> AIM OF THE EXERCISE
Write every entry out again, exactly as given.

> INPUT
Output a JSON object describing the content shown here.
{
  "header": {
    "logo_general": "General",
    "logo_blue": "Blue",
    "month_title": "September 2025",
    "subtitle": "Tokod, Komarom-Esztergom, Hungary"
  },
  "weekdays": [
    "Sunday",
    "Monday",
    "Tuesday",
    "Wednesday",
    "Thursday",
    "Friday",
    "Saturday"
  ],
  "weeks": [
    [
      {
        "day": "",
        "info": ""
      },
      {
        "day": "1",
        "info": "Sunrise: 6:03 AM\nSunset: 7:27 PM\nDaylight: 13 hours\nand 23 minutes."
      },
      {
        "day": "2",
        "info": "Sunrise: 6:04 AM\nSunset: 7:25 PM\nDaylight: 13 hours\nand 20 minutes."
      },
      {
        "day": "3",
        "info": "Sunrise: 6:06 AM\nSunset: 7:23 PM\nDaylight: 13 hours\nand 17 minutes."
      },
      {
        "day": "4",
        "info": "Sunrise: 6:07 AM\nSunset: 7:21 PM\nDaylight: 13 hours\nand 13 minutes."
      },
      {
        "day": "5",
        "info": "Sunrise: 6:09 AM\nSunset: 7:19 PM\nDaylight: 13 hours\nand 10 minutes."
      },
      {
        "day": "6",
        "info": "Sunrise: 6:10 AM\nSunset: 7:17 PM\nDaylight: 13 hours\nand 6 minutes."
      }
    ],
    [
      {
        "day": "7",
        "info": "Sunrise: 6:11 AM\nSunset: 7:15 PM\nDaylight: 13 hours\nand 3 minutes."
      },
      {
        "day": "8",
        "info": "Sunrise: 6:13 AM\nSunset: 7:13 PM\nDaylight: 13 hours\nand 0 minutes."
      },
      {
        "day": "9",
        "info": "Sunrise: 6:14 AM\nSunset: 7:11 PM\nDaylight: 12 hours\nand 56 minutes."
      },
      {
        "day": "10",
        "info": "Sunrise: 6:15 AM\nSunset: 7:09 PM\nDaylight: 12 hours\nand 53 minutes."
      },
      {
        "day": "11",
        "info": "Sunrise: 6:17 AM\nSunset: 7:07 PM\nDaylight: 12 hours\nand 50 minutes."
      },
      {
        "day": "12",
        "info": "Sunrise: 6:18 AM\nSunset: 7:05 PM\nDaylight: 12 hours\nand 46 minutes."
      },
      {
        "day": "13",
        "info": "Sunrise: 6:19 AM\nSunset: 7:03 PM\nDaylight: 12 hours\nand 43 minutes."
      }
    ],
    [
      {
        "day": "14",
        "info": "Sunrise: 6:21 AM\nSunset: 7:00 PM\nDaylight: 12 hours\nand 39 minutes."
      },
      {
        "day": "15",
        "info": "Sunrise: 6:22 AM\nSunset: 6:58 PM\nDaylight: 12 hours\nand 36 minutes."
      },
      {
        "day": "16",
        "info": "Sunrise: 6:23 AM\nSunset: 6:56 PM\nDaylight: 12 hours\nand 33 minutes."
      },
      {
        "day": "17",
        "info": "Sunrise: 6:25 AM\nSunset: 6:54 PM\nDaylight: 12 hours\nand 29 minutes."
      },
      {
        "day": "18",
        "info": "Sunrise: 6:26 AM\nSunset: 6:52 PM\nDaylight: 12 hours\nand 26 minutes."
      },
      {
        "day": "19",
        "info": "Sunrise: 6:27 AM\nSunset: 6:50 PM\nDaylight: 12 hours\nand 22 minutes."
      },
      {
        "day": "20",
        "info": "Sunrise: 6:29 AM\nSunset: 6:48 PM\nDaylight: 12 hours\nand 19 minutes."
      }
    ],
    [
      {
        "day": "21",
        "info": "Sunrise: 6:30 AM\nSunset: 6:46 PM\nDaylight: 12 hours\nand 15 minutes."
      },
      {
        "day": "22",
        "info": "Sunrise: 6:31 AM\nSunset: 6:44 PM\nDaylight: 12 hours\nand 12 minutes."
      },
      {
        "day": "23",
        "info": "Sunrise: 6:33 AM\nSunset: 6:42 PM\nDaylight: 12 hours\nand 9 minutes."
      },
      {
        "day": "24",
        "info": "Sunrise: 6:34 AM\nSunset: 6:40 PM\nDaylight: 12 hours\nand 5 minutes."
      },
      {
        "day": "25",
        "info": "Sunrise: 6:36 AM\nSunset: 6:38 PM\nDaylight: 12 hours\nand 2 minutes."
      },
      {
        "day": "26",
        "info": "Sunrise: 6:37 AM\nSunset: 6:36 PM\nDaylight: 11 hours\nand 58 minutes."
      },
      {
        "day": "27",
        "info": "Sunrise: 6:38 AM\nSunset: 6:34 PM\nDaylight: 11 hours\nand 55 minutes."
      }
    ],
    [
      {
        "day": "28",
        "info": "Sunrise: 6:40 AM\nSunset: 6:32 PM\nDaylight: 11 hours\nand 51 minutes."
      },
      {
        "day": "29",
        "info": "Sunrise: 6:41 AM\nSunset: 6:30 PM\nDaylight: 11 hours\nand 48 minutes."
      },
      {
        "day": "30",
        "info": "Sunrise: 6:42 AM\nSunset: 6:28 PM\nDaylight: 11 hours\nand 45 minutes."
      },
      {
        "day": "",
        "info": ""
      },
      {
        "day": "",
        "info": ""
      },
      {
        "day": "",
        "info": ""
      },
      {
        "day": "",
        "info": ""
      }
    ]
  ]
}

> SOLUTION FOR THIS TASK
Output a JSON object describing the content shown here.
{
  "header": {
    "logo_general": "General",
    "logo_blue": "Blue",
    "month_title": "September 2025",
    "subtitle": "Tokod, Komarom-Esztergom, Hungary"
  },
  "weekdays": [
    "Sunday",
    "Monday",
    "Tuesday",
    "Wednesday",
    "Thursday",
    "Friday",
    "Saturday"
  ],
  "weeks": [
    [
      {
        "day": "",
        "info": ""
      },
      {
        "day": "1",
        "info": "Sunrise: 6:03 AM\nSunset: 7:27 PM\nDaylight: 13 hours\nand 23 minutes."
      },
      {
        "day": "2",
        "info": "Sunrise: 6:04 AM\nSunset: 7:25 PM\nDaylight: 13 hours\nand 20 minutes."
      },
      {
        "day": "3",
        "info": "Sunrise: 6:06 AM\nSunset: 7:23 PM\nDaylight: 13 hours\nand 17 minutes."
      },
      {
        "day": "4",
        "info": "Sunrise: 6:07 AM\nSunset: 7:21 PM\nDaylight: 13 hours\nand 13 minutes."
      },
      {
        "day": "5",
        "info": "Sunrise: 6:09 AM\nSunset: 7:19 PM\nDaylight: 13 hours\nand 10 minutes."
      },
      {
        "day": "6",
        "info": "Sunrise: 6:10 AM\nSunset: 7:17 PM\nDaylight: 13 hours\nand 6 minutes."
      }
    ],
    [
      {
        "day": "7",
        "info": "Sunrise: 6:11 AM\nSunset: 7:15 PM\nDaylight: 13 hours\nand 3 minutes."
      },
      {
        "day": "8",
        "info": "Sunrise: 6:13 AM\nSunset: 7:13 PM\nDaylight: 13 hours\nand 0 minutes."
      },
      {
        "day": "9",
        "info": "Sunrise: 6:14 AM\nSunset: 7:11 PM\nDaylight: 12 hours\nand 56 minutes."
      },
      {
        "day": "10",
        "info": "Sunrise: 6:15 AM\nSunset: 7:09 PM\nDaylight: 12 hours\nand 53 minutes."
      },
      {
        "day": "11",
        "info": "Sunrise: 6:17 AM\nSunset: 7:07 PM\nDaylight: 12 hours\nand 50 minutes."
      },
      {
        "day": "12",
        "info": "Sunrise: 6:18 AM\nSunset: 7:05 PM\nDaylight: 12 hours\nand 46 minutes."
      },
      {
        "day": "13",
        "info": "Sunrise: 6:19 AM\nSunset: 7:03 PM\nDaylight: 12 hours\nand 43 minutes."
      }
    ],
    [
      {
        "day": "14",
        "info": "Sunrise: 6:21 AM\nSunset: 7:00 PM\nDaylight: 12 hours\nand 39 minutes."
      },
      {
        "day": "15",
        "info": "Sunrise: 6:22 AM\nSunset: 6:58 PM\nDaylight: 12 hours\nand 36 minutes."
      },
      {
        "day": "16",
        "info": "Sunrise: 6:23 AM\nSunset: 6:56 PM\nDaylight: 12 hours\nand 33 minutes."
      },
      {
        "day": "17",
        "info": "Sunrise: 6:25 AM\nSunset: 6:54 PM\nDaylight: 12 hours\nand 29 minutes."
      },
      {
        "day": "18",
        "info": "Sunrise: 6:26 AM\nSunset: 6:52 PM\nDaylight: 12 hours\nand 26 minutes."
      },
      {
        "day": "19",
        "info": "Sunrise: 6:27 AM\nSunset: 6:50 PM\nDaylight: 12 hours\nand 22 minutes."
      },
      {
        "day": "20",
        "info": "Sunrise: 6:29 AM\nSunset: 6:48 PM\nDaylight: 12 hours\nand 19 minutes."
      }
    ],
    [
      {
        "day": "21",
        "info": "Sunrise: 6:30 AM\nSunset: 6:46 PM\nDaylight: 12 hours\nand 15 minutes."
      },
      {
        "day": "22",
        "info": "Sunrise: 6:31 AM\nSunset: 6:44 PM\nDaylight: 12 hours\nand 12 minutes."
      },
      {
        "day": "23",
        "info": "Sunrise: 6:33 AM\nSunset: 6:42 PM\nDaylight: 12 hours\nand 9 minutes."
      },
      {
        "day": "24",
        "info": "Sunrise: 6:34 AM\nSunset: 6:40 PM\nDaylight: 12 hours\nand 5 minutes."
      },
      {
        "day": "25",
        "info": "Sunrise: 6:36 AM\nSunset: 6:38 PM\nDaylight: 12 hours\nand 2 minutes."
      },
      {
        "day": "26",
        "info": "Sunrise: 6:37 AM\nSunset: 6:36 PM\nDaylight: 11 hours\nand 58 minutes."
      },
      {
        "day": "27",
        "info": "Sunrise: 6:38 AM\nSunset: 6:34 PM\nDaylight: 11 hours\nand 55 minutes."
      }
    ],
    [
      {
        "day": "28",
        "info": "Sunrise: 6:40 AM\nSunset: 6:32 PM\nDaylight: 11 hours\nand 51 minutes."
      },
      {
        "day": "29",
        "info": "Sunrise: 6:41 AM\nSunset: 6:30 PM\nDaylight: 11 hours\nand 48 minutes."
      },
      {
        "day": "30",
        "info": "Sunrise: 6:42 AM\nSunset: 6:28 PM\nDaylight: 11 hours\nand 45 minutes."
      },
      {
        "day": "",
        "info": ""
      },
      {
        "day": "",
        "info": ""
      },
      {
        "day": "",
        "info": ""
      },
      {
        "day": "",
        "info": ""
      }
    ]
  ]
}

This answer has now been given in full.